  • pop32: pops a value from the stack, making sure it is a 32 bits integer
  • push: pushes a stack element (value, continuation, etc.) on the stack
  • loadByte: loads a byte from a memory address

The decodeInstr function takes a single instruction as parameter, and modifies the interpreter state, potentially throwing errors. In order to keep the notation more readable to non haskellers, we will use the following type:

decodeInstr
  :: (MonadError String m, MonadState WState m)
  => Instruction Natural -> m ()

The part before the => arrow is a list of constraints (read traits for Rustaceans, or interface if you are familiar with languages such as Java).  It means basically that we are writing our interpreter in a monad m that:

  • can throw String errors ;
  • can manipulate a state of type WState.

For example, here is the part that interprets the I32Load8U instruction (load a byte from memory and push it on the stack as a 32 bits integer):

case instruction of
  -- case for the I32Load8U instruction
  -- ma represents memory offset, and memory alignment parameters
  I32Load8U ma -> do
    addr <- pop32  -- pop a 32 bit integer from the stack, representing the address
    byte <- loadByte addr ma  -- load the byte the address is pointing to
    pushV (VI32 (u8tou32 byte)) -- push the value on the stack after widening it
  ...

It starts by popping the address from the stack, a 32 bits value, and then loads the byte from memory. The byte is converted to a 32 bits unsigned integer and pushed on the stack.

Another example is the If instruction:

  ...
  -- here, tb is the "true branch" and fb the "false branch"
  If (Inline Nothing) tb fb -> do
    res <- popV  -- pop a value from the stack
    -- push the next instructions to be executed as a continuation
    -- on the stack:
    current_instructions <- use (wframe . finstrs)
    push (Cont current_instructions)
    -- set the current instructions to be executed:
    wframe . finstrs .= if toBool res -- convert the value to a boolean
                          then tb -- run the "true branch"
                          else fb -- run the "false branch"
  ...

The If instruction holds the instruction blocks for the "true" case, and the "false" case. It pops the first value from the stack, and checks if it is true (different from zero). It saves the current list of instructions on the stack, and replaces it with either the "true" or "false" code block.

Parsing the WASM module

Fortunately, there already is a good library for this task : the wasm package. This library is fairly capable, as it has a parser for the binary and test formats, a validator and an interpreter.
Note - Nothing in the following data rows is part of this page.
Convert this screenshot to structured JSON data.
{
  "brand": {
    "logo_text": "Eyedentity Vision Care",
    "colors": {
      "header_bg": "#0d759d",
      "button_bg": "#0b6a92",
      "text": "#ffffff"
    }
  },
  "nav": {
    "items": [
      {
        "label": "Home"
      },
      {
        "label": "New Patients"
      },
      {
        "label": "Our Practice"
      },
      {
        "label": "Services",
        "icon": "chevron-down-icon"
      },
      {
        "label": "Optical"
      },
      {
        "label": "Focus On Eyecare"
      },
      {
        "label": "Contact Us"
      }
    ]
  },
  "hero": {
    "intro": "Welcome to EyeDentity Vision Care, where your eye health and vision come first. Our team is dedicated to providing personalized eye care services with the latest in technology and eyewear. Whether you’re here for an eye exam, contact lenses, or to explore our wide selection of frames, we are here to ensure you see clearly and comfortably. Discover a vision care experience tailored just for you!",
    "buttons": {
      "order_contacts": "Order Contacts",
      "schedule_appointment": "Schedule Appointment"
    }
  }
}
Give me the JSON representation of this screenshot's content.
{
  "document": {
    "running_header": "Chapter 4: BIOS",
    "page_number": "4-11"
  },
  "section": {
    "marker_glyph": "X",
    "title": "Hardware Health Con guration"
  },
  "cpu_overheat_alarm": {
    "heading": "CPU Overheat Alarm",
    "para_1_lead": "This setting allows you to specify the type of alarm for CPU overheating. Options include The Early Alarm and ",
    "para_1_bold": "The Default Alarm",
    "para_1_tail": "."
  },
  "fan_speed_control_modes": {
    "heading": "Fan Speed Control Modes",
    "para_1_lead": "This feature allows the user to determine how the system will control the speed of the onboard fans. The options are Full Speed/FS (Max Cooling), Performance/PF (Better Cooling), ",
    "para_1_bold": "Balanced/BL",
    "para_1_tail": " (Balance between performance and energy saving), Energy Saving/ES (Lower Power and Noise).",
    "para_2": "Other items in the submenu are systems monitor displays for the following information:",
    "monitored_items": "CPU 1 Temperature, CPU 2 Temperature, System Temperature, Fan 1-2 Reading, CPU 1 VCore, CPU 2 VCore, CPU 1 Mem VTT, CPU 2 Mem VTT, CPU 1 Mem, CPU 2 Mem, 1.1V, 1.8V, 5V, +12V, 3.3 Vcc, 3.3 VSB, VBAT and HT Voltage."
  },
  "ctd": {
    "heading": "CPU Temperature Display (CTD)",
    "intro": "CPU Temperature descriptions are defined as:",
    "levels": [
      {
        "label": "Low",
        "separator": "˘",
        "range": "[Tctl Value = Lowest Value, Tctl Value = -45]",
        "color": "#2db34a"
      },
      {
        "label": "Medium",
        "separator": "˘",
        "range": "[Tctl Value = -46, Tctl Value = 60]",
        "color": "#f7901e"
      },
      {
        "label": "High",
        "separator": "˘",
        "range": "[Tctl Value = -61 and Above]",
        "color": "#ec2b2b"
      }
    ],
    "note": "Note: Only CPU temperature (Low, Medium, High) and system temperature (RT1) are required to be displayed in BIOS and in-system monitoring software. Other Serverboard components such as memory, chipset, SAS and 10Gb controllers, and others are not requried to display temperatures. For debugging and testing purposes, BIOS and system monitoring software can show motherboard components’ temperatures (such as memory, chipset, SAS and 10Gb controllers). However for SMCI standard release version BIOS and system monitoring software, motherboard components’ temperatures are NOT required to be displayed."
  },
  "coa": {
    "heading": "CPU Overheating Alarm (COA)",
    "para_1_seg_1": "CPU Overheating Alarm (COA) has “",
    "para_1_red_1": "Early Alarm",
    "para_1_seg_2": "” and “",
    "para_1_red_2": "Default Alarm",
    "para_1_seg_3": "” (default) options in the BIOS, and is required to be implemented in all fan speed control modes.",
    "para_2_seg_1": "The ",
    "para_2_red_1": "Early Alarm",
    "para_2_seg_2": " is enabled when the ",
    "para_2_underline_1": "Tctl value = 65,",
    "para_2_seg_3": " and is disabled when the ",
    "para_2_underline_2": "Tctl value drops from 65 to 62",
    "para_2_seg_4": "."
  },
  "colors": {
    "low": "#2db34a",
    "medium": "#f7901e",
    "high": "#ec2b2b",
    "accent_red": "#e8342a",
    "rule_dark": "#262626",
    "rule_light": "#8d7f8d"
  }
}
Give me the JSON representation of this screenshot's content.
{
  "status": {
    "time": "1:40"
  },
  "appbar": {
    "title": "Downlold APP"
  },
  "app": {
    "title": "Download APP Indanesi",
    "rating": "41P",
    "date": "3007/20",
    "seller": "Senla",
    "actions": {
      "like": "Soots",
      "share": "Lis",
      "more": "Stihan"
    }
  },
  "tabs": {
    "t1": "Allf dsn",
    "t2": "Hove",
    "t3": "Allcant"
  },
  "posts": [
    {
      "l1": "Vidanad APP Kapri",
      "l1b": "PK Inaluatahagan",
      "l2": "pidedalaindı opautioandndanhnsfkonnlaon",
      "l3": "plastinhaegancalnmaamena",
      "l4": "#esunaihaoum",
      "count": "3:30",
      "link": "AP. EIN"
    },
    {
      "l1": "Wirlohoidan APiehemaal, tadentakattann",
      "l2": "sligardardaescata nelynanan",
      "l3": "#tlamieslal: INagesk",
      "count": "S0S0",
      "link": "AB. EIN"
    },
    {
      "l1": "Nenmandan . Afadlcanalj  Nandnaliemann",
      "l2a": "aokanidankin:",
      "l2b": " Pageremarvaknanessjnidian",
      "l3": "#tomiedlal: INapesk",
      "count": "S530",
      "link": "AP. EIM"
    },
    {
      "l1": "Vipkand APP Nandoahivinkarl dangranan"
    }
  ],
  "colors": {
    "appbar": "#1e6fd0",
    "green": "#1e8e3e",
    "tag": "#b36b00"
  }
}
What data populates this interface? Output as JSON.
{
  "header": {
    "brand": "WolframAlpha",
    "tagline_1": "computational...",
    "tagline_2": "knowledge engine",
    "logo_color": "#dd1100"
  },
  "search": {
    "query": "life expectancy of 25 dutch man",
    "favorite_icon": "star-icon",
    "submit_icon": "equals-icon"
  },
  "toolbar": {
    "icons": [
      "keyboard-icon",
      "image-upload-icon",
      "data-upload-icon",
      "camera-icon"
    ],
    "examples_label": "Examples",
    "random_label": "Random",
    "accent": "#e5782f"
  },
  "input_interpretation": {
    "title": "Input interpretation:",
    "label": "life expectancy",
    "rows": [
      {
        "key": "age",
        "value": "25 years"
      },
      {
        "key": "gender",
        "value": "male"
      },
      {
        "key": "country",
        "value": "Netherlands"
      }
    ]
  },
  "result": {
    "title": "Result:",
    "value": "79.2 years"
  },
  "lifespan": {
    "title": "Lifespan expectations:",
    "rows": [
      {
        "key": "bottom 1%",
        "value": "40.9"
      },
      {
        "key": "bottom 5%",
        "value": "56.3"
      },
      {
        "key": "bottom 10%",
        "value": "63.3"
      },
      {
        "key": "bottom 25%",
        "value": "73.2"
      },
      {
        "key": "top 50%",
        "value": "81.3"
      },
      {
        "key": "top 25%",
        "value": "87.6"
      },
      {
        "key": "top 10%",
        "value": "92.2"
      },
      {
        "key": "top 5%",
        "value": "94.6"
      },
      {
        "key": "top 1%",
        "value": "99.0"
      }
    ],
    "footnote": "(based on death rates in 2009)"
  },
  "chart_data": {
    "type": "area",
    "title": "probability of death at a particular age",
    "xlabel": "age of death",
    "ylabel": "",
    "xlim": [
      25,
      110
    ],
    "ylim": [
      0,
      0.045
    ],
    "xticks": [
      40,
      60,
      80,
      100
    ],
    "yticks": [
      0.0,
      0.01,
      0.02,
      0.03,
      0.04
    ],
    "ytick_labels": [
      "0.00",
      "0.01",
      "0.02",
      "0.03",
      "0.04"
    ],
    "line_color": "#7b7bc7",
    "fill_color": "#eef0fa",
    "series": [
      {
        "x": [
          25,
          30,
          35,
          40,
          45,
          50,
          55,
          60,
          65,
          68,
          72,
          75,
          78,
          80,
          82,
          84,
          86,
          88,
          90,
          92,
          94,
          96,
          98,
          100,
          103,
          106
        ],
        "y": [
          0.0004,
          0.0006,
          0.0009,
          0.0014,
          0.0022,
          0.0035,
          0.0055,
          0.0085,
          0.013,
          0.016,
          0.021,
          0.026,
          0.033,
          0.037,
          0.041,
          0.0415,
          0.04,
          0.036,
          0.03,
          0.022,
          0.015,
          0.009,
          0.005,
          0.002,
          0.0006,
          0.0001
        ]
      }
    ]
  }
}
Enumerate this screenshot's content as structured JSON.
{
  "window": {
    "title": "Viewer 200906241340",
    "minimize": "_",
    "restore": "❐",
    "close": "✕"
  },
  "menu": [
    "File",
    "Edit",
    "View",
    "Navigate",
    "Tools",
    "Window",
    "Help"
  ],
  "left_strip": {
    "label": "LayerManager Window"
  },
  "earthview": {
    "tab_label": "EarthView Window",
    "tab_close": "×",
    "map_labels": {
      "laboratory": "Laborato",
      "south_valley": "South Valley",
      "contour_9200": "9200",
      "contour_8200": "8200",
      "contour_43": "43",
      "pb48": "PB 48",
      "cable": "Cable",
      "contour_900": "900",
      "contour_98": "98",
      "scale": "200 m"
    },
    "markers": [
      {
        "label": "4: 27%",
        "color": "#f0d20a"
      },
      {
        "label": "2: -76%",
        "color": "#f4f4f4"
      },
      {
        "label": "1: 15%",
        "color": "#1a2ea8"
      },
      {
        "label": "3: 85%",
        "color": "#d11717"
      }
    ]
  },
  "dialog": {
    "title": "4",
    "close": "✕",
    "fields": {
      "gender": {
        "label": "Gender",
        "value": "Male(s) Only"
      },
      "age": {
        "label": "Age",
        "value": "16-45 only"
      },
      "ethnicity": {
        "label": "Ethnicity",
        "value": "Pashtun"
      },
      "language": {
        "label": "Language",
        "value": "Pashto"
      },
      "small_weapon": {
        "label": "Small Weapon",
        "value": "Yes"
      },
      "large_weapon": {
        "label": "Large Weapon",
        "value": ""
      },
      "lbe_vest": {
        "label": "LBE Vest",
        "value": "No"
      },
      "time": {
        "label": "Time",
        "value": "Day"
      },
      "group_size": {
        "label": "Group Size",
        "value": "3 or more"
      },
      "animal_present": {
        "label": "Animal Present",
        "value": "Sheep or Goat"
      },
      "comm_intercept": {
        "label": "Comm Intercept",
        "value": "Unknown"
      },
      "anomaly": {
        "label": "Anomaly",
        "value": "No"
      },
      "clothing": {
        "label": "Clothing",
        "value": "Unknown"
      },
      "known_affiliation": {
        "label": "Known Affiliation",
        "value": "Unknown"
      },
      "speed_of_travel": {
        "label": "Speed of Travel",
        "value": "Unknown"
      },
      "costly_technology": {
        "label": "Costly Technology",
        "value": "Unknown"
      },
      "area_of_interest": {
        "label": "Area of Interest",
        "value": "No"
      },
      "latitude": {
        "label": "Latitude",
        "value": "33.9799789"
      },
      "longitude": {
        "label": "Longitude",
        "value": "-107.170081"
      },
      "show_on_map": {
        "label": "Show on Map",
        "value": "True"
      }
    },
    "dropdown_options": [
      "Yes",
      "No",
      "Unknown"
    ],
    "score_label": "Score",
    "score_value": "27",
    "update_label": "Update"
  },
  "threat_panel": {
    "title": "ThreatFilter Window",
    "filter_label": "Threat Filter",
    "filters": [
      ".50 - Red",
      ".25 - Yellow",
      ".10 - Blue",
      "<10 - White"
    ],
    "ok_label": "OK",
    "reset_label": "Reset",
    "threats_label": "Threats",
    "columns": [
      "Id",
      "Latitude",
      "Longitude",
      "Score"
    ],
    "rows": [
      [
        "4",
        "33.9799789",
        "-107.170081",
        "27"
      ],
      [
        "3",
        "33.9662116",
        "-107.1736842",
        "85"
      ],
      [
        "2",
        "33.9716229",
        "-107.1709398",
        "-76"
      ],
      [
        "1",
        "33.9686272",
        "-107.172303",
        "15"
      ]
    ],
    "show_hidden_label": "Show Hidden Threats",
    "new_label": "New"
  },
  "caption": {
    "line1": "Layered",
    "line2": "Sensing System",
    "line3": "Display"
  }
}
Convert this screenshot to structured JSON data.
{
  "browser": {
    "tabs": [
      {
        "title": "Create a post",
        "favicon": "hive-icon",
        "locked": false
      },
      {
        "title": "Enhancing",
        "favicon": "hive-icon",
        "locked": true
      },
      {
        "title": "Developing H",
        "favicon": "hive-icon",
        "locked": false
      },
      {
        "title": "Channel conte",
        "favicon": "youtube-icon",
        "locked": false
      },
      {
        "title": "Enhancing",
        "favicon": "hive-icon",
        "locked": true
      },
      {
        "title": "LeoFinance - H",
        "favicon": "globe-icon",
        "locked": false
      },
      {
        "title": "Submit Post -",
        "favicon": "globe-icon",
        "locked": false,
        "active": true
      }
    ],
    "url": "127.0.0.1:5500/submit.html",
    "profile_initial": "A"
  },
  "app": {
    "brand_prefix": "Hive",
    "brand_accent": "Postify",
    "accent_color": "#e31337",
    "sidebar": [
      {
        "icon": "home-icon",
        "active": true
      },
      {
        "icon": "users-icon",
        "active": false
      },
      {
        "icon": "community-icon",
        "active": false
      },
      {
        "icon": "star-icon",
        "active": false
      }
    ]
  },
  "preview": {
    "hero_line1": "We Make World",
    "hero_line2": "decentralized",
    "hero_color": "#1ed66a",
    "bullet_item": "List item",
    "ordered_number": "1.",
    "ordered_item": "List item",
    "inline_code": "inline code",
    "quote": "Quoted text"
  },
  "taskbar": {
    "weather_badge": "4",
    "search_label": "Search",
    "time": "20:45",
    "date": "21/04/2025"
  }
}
However, we will only use the binary parser.

The challenge

For this series of articles, our goal will be to solve the ForumCrack challenge automatically. Getting the WASM module is left as an exercise to the reader for now :)

This module exposes the following function, as obtained with wasm-decompile:

Both sub-functions return either 0 or 1, so this function can return 0, 1, 2, or 3, theoretically. Looking at the JavaScript code that calls this module, it is possible to notice that 0 is a failure, 1 is a success, and 2 is a great success.

If you clone the repository and reset it to the part2 tag, you can test the code:

$ cd toy-wasm-symbexp
$ git checkout part2
$ stack run /path/to/keygenme.wasm username password
Right [VI32 0]
# solution revealed in the next episode :)
$ stack run /path/to/keygenme.wasm username *****
Right [VI32 1]
# solution revealed in the last episode!
$ stack run /path/to/keygenme.wasm username *****
Right [VI32 2]

Without the solutions, you will have to take my word that the interpreter works. In the meantime, you can check the test suite :)

Conclusion

You can check this simple interpreter here. You might notice that only a tiny subset of the instruction set is implemented, and that the way branching instructions are implemented is very hacky. But, and that is what is important here, it works for the challenge I targeted. Please do not hesitate to send feedback, especially if you have questions regarding the implementation.

Next time, we will abstract the values type away, and build the symbolic interpreter (almost) without modifying the interpreter functions!